16 September 2021

Ahead of the COP 26 UN Climate Change Conference, set to be held in Glasgow this November, actors of the global Fair Trade movement have published a position paper calling on the international community to ensure that ambitious climate aims go hand in hand with climate and trade justice goals.

Every human being on the planet will be affected by the consequences of climate change if decisive action is not taken soon. However, we will not all suffer from it to the same extent. The structural inequalities in our economic systems that the COVID-19 pandemic has laid bare could be exacerbated by a rapidly changing climate.  The contributions of farmers, workers, and producers are key to address this issue and achieve a sustainable future. This will require the eradication of business models based on an extreme imbalance in negotiating power between buyer companies and producers that lead to the former imposing abusive conditions on the latter.

There can be no climate justice without fair trade. It would be unacceptable for farmers and producers to bear the full costs of the climate transition on their own. Policymakers must ensure they receive the support they need to make this shift while making sure they obtain fair prices for their products.



The clock is ticking: two Months Left to transpose the EU Unfair Trading Practices Directive

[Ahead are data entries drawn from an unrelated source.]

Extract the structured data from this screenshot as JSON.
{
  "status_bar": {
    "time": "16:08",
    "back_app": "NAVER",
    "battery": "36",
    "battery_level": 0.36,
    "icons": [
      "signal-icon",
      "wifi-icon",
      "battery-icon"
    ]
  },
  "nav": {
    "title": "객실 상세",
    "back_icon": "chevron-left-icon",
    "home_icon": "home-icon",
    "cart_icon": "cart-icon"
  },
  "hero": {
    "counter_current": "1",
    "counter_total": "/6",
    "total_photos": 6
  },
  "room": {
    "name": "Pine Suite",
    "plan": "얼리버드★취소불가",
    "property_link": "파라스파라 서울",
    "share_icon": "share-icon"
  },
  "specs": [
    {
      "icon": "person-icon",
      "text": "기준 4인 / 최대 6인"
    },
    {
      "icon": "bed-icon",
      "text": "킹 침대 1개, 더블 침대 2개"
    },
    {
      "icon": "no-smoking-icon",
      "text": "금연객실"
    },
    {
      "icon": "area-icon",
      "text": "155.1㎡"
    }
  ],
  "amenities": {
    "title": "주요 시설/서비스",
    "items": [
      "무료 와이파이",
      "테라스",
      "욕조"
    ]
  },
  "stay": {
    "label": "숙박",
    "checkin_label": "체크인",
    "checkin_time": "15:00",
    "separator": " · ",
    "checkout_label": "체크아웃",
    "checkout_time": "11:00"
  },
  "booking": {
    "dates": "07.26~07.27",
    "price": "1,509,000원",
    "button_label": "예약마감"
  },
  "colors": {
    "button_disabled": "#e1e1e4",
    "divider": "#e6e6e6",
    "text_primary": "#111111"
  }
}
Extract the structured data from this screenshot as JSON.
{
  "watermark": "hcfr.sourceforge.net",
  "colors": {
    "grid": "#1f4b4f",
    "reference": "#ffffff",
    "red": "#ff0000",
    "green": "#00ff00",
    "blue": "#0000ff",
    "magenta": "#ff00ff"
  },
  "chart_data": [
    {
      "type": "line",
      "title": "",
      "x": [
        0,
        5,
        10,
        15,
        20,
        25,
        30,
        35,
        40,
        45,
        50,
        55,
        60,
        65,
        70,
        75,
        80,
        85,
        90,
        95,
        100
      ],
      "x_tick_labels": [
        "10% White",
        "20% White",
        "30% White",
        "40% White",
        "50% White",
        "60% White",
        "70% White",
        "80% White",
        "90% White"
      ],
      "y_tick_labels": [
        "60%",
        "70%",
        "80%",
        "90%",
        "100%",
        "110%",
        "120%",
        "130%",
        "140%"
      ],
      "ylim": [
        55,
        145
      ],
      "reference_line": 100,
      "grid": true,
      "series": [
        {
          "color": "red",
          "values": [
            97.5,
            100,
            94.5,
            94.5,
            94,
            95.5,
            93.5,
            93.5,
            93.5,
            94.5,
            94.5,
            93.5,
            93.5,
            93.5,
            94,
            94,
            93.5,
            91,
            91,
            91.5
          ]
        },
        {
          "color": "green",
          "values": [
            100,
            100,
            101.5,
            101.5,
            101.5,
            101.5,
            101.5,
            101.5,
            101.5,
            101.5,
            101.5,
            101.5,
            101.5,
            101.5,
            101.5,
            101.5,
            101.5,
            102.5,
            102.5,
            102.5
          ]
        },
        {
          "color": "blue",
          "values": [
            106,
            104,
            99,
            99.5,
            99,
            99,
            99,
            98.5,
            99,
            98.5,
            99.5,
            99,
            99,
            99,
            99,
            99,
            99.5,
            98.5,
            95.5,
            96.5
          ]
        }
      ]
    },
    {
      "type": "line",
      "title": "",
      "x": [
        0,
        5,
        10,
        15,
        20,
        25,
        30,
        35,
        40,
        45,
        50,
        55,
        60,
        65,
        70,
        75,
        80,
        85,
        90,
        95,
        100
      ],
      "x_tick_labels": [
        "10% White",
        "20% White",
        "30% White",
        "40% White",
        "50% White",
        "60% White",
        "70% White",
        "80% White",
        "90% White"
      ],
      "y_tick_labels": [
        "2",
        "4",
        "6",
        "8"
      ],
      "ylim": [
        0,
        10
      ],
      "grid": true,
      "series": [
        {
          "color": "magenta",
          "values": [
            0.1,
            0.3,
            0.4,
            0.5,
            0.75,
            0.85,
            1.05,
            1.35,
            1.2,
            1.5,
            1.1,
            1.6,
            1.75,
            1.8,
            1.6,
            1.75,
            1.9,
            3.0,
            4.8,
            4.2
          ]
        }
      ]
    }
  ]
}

On Monday 1 March, The Fair Trade Advocacy Office (FTAO) along with 13 civil society organisations and trade unions, has published a joint statement on the transposition of the EU Directive on Unfair Trading Practices (UTP) in the Agricultural and Food Supply Chain. Only two months are left before the deadline for EU Member States to transpose these EU rules. The Statement calls for ambitious national laws transposing the Directive in every single EU Member State. read more

New EU Trade Policy, fair enough?

Brussels, 18 February 2021 – Valdis Dombrovskis, Executive Vice-President of the European Commission has unveiled today the new EU Trade Policy, which builds on three main pillars: openness, sustainability and assertiveness. The Fair Trade movement welcomes the commitment to “promote value chains that are circular, responsible and sustainable” but regrets the lack of concrete proposals to make this happen. read more

Fair Trade European Parliament Breakfast with Executive Vice-president Dombrovskis: Putting fairness and sustainability at the core of new EU trade policy

In June 2020, the European Commission launched a major review of the EU’s trade and investment policy. Following a recent call from Members of the European Parliament (MEPs) to include a Fair Trade sub-section in the new EU Trade Strategy, Commission Executive Vice-President and Trade Commissioner Valdis Dombrovskis was invited to join the European Parliament’s annual Fair Trade Breakfast yesterday (8 December 2020) to further engage in constructive dialogue. read more

Strengthening the Synergies Between Competition Law and Sustainability: Our Submissions to EU Policy Processes

The EU is committed to contributing to the achievement of the UN Sustainable Development Goals, and the goals set by the Paris Agreement. Under the European Green Deal, it has explicitly committed to ensure that “[a]ll EU actions and policies should pull together to help the EU achieve a successful and just transition towards a sustainable future.” Competition law cannot remain an exception to this move towards coherence, and the FTAO is glad to have participated in two parallel policy processes through which we except the Commission to strengthen the synergies between competition law and sustainability. read more

Beyond the circular economy: Fostering socially and environmentally responsible businesses – new report

As business leaders strive for sustainability, systemic problems such as poor working conditions, unfair distribution of profits and wasteful consumption patterns will undermine Europe’s quest for a fair and truly circular economy.

An increasing number of businesses market themselves and their products as being sustainable and circular. Yet, whether new business models actually deliver resource savings and sufficiently consider other aspect such as social equity remains an open question.

A new report by Circle Economy, the European Environmental Bureau and the Fair Trade Advocacy Office launches a debate on what constitutes truly sustainable business models.
The report identifies blind spots in the European textile and electronics sectors, helping policymakers and business leaders understand how they can address the manifold challenges of the post COVID-19 economy. read more